_RECORDS PROVIDED_:
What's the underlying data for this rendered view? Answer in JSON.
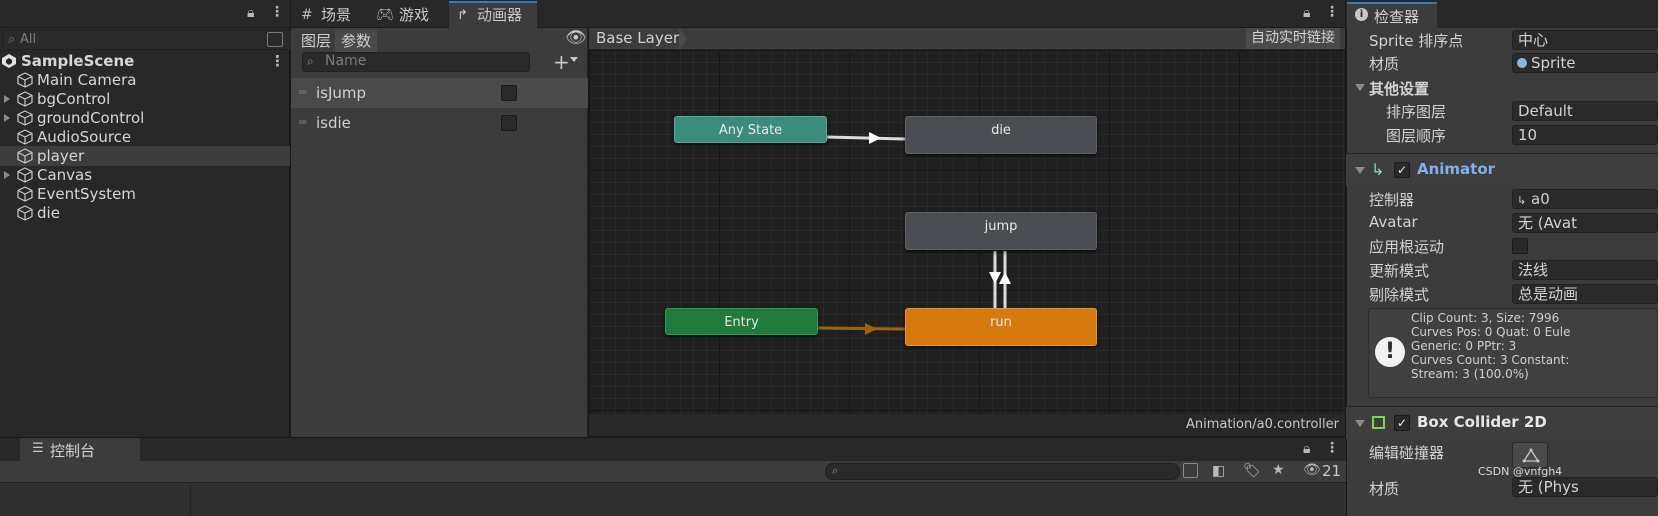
{
  "hierarchy": {
    "search_placeholder": "All",
    "scene": "SampleScene",
    "items": [
      {
        "label": "Main Camera"
      },
      {
        "label": "bgControl"
      },
      {
        "label": "groundControl"
      },
      {
        "label": "AudioSource"
      },
      {
        "label": "player"
      },
      {
        "label": "Canvas"
      },
      {
        "label": "EventSystem"
      },
      {
        "label": "die"
      }
    ]
  },
  "animator": {
    "tabs": [
      {
        "label": "场景"
      },
      {
        "label": "游戏"
      },
      {
        "label": "动画器"
      }
    ],
    "panel_tabs": [
      "图层",
      "参数"
    ],
    "param_search_placeholder": "Name",
    "add_label": "+",
    "parameters": [
      {
        "name": "isJump",
        "value": false
      },
      {
        "name": "isdie",
        "value": false
      }
    ],
    "breadcrumb": "Base Layer",
    "auto_live_link": "自动实时链接",
    "states": {
      "any_state": "Any State",
      "die": "die",
      "jump": "jump",
      "entry": "Entry",
      "run": "run"
    },
    "colors": {
      "any_state": "#3c8c7c",
      "entry": "#1f7a3c",
      "default_state": "#d67a0f",
      "state": "#4a4d52",
      "entry_transition": "#9a6410"
    },
    "footer_path": "Animation/a0.controller"
  },
  "console": {
    "tab_label": "控制台",
    "hidden_count": "21"
  },
  "inspector": {
    "tab_label": "检查器",
    "sprite_sort_point": {
      "label": "Sprite 排序点",
      "value": "中心"
    },
    "material": {
      "label": "材质",
      "value": "Sprite"
    },
    "other_settings": "其他设置",
    "sorting_layer": {
      "label": "排序图层",
      "value": "Default"
    },
    "order_in_layer": {
      "label": "图层顺序",
      "value": "10"
    },
    "animator_title": "Animator",
    "controller": {
      "label": "控制器",
      "value": "a0"
    },
    "avatar": {
      "label": "Avatar",
      "value": "无 (Avat"
    },
    "apply_root_motion": {
      "label": "应用根运动"
    },
    "update_mode": {
      "label": "更新模式",
      "value": "法线"
    },
    "culling_mode": {
      "label": "剔除模式",
      "value": "总是动画"
    },
    "info": [
      "Clip Count: 3, Size: 7996",
      "Curves Pos: 0 Quat: 0 Eule",
      "Generic: 0 PPtr: 3",
      "Curves Count: 3 Constant:",
      "Stream: 3 (100.0%)"
    ],
    "box_collider_title": "Box Collider 2D",
    "edit_collider": {
      "label": "编辑碰撞器"
    },
    "material2": {
      "label": "材质",
      "value": "无 (Phys"
    },
    "watermark": "CSDN @vnfgh4"
  }
}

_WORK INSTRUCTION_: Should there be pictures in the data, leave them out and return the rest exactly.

_TASK RESPONSE_:
What's the underlying data for this rendered view? Answer in JSON.
{
  "hierarchy": {
    "search_placeholder": "All",
    "scene": "SampleScene",
    "items": [
      {
        "label": "Main Camera"
      },
      {
        "label": "bgControl"
      },
      {
        "label": "groundControl"
      },
      {
        "label": "AudioSource"
      },
      {
        "label": "player"
      },
      {
        "label": "Canvas"
      },
      {
        "label": "EventSystem"
      },
      {
        "label": "die"
      }
    ]
  },
  "animator": {
    "tabs": [
      {
        "label": "场景"
      },
      {
        "label": "游戏"
      },
      {
        "label": "动画器"
      }
    ],
    "panel_tabs": [
      "图层",
      "参数"
    ],
    "param_search_placeholder": "Name",
    "add_label": "+",
    "parameters": [
      {
        "name": "isJump",
        "value": false
      },
      {
        "name": "isdie",
        "value": false
      }
    ],
    "breadcrumb": "Base Layer",
    "auto_live_link": "自动实时链接",
    "states": {
      "any_state": "Any State",
      "die": "die",
      "jump": "jump",
      "entry": "Entry",
      "run": "run"
    },
    "colors": {
      "any_state": "#3c8c7c",
      "entry": "#1f7a3c",
      "default_state": "#d67a0f",
      "state": "#4a4d52",
      "entry_transition": "#9a6410"
    },
    "footer_path": "Animation/a0.controller"
  },
  "console": {
    "tab_label": "控制台",
    "hidden_count": "21"
  },
  "inspector": {
    "tab_label": "检查器",
    "sprite_sort_point": {
      "label": "Sprite 排序点",
      "value": "中心"
    },
    "material": {
      "label": "材质",
      "value": "Sprite"
    },
    "other_settings": "其他设置",
    "sorting_layer": {
      "label": "排序图层",
      "value": "Default"
    },
    "order_in_layer": {
      "label": "图层顺序",
      "value": "10"
    },
    "animator_title": "Animator",
    "controller": {
      "label": "控制器",
      "value": "a0"
    },
    "avatar": {
      "label": "Avatar",
      "value": "无 (Avat"
    },
    "apply_root_motion": {
      "label": "应用根运动"
    },
    "update_mode": {
      "label": "更新模式",
      "value": "法线"
    },
    "culling_mode": {
      "label": "剔除模式",
      "value": "总是动画"
    },
    "info": [
      "Clip Count: 3, Size: 7996",
      "Curves Pos: 0 Quat: 0 Eule",
      "Generic: 0 PPtr: 3",
      "Curves Count: 3 Constant:",
      "Stream: 3 (100.0%)"
    ],
    "box_collider_title": "Box Collider 2D",
    "edit_collider": {
      "label": "编辑碰撞器"
    },
    "material2": {
      "label": "材质",
      "value": "无 (Phys"
    },
    "watermark": "CSDN @vnfgh4"
  }
}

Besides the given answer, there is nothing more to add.